Sydney, New South Wales, Australia
- Journalist and Print Journalist
Shirley Stott Despoja was the first woman to be employed in the general news room at the Adelaide Advertiser. She was that paper's first ever Arts Editor, appointed at a time when the arts were of enormous poilitical and economic significance in South Australia. She brought the arts to the front pages of the newspaper in a manner that had not been achieved before.
In 2010, Shirley Stott Despoja was the inaugural winner of the Mary MacKillop Award at the twentieth annual Catholic Archbishop's Media Citations. She was nominated for her regular column, The Third Age, published in The Adelaide Review.
According to Archbishop Wilson who presented the award, it was a pleasure to honour such an esteemed writer and champion of equality and social justice.
"Mary MacKillop herself was a great correspondent and also challenged the social norms of the day," he said.
"Ms Stott Despoja's efforts to break the stereotypes of ageing and challenge her peers to be feisty and opinionated would undoubtedly be applauded by Mary."
Stott Despoja also won a United Nations Association of Australia Media Peace Award in 2010 for the same column, for excellence in the promotion of positive images of the older person.
Shirley Stott Despoja was inducted into the Hall of Fame at the May 2013 South Australian Media Awards, honoured by her peers for an outstanding contribution to the South Australian media.
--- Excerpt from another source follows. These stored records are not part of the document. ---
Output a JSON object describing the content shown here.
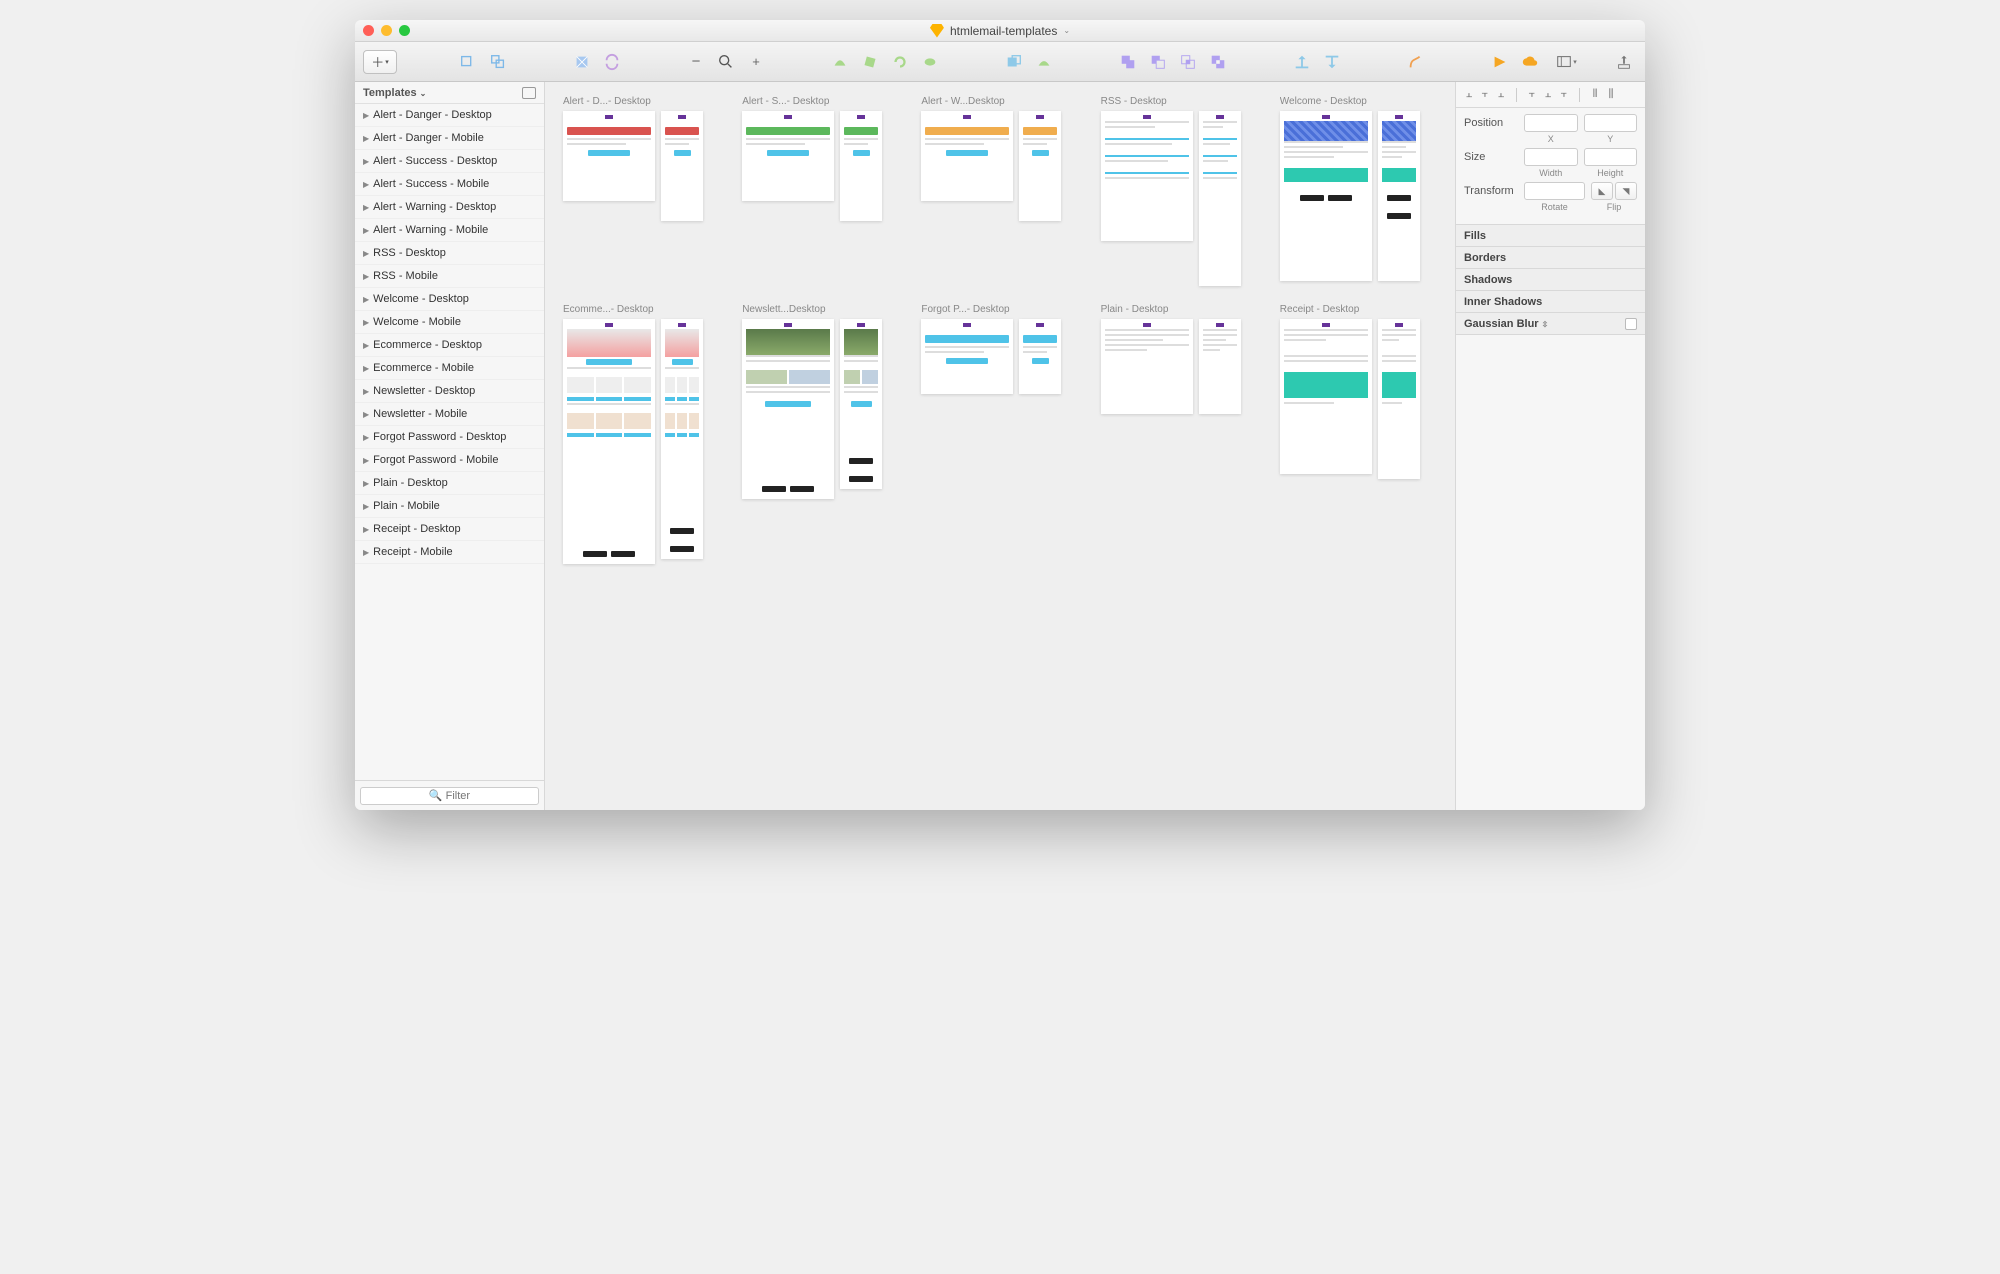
{
  "window": {
    "title": "htmlemail-templates"
  },
  "sidebar": {
    "header": "Templates",
    "items": [
      "Alert - Danger - Desktop",
      "Alert - Danger - Mobile",
      "Alert - Success - Desktop",
      "Alert - Success - Mobile",
      "Alert - Warning - Desktop",
      "Alert - Warning - Mobile",
      "RSS - Desktop",
      "RSS - Mobile",
      "Welcome - Desktop",
      "Welcome - Mobile",
      "Ecommerce - Desktop",
      "Ecommerce - Mobile",
      "Newsletter - Desktop",
      "Newsletter - Mobile",
      "Forgot Password - Desktop",
      "Forgot Password - Mobile",
      "Plain - Desktop",
      "Plain - Mobile",
      "Receipt - Desktop",
      "Receipt - Mobile"
    ],
    "filter_placeholder": "Filter"
  },
  "canvas": {
    "artboards": [
      {
        "label": "Alert - D...- Desktop",
        "color": "#d9534f",
        "h_desktop": 90,
        "h_mobile": 110
      },
      {
        "label": "Alert - S...- Desktop",
        "color": "#5cb85c",
        "h_desktop": 90,
        "h_mobile": 110
      },
      {
        "label": "Alert - W...Desktop",
        "color": "#f0ad4e",
        "h_desktop": 90,
        "h_mobile": 110
      },
      {
        "label": "RSS - Desktop",
        "color": "#4fc3e8",
        "h_desktop": 130,
        "h_mobile": 175,
        "kind": "rss"
      },
      {
        "label": "Welcome - Desktop",
        "color": "#2dc9b0",
        "h_desktop": 170,
        "h_mobile": 170,
        "kind": "welcome"
      },
      {
        "label": "Ecomme...- Desktop",
        "color": "#4fc3e8",
        "h_desktop": 245,
        "h_mobile": 240,
        "kind": "ecom"
      },
      {
        "label": "Newslett...Desktop",
        "color": "#4fc3e8",
        "h_desktop": 180,
        "h_mobile": 170,
        "kind": "news"
      },
      {
        "label": "Forgot P...- Desktop",
        "color": "#4fc3e8",
        "h_desktop": 75,
        "h_mobile": 75
      },
      {
        "label": "Plain - Desktop",
        "color": "#4fc3e8",
        "h_desktop": 95,
        "h_mobile": 95,
        "kind": "plain"
      },
      {
        "label": "Receipt - Desktop",
        "color": "#2dc9b0",
        "h_desktop": 155,
        "h_mobile": 160,
        "kind": "receipt"
      }
    ]
  },
  "inspector": {
    "position_label": "Position",
    "x_label": "X",
    "y_label": "Y",
    "size_label": "Size",
    "width_label": "Width",
    "height_label": "Height",
    "transform_label": "Transform",
    "rotate_label": "Rotate",
    "flip_label": "Flip",
    "sections": {
      "fills": "Fills",
      "borders": "Borders",
      "shadows": "Shadows",
      "inner_shadows": "Inner Shadows",
      "gaussian_blur": "Gaussian Blur"
    }
  }
}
In 2017 she was awarded on Australia Day with an OAM, 'for services as a journalist to print media', a citation to bury the lede, if ever there was one.
Shirley Stott Despoja is variously described as 'an inspiration', 'a pioneer', 'gutsy', 'an arts editor who changed the city' (Adelaide) and 'a great lady of a great age of print'. But above all, Stott Despoja is best known as a journalist for being 'principled'.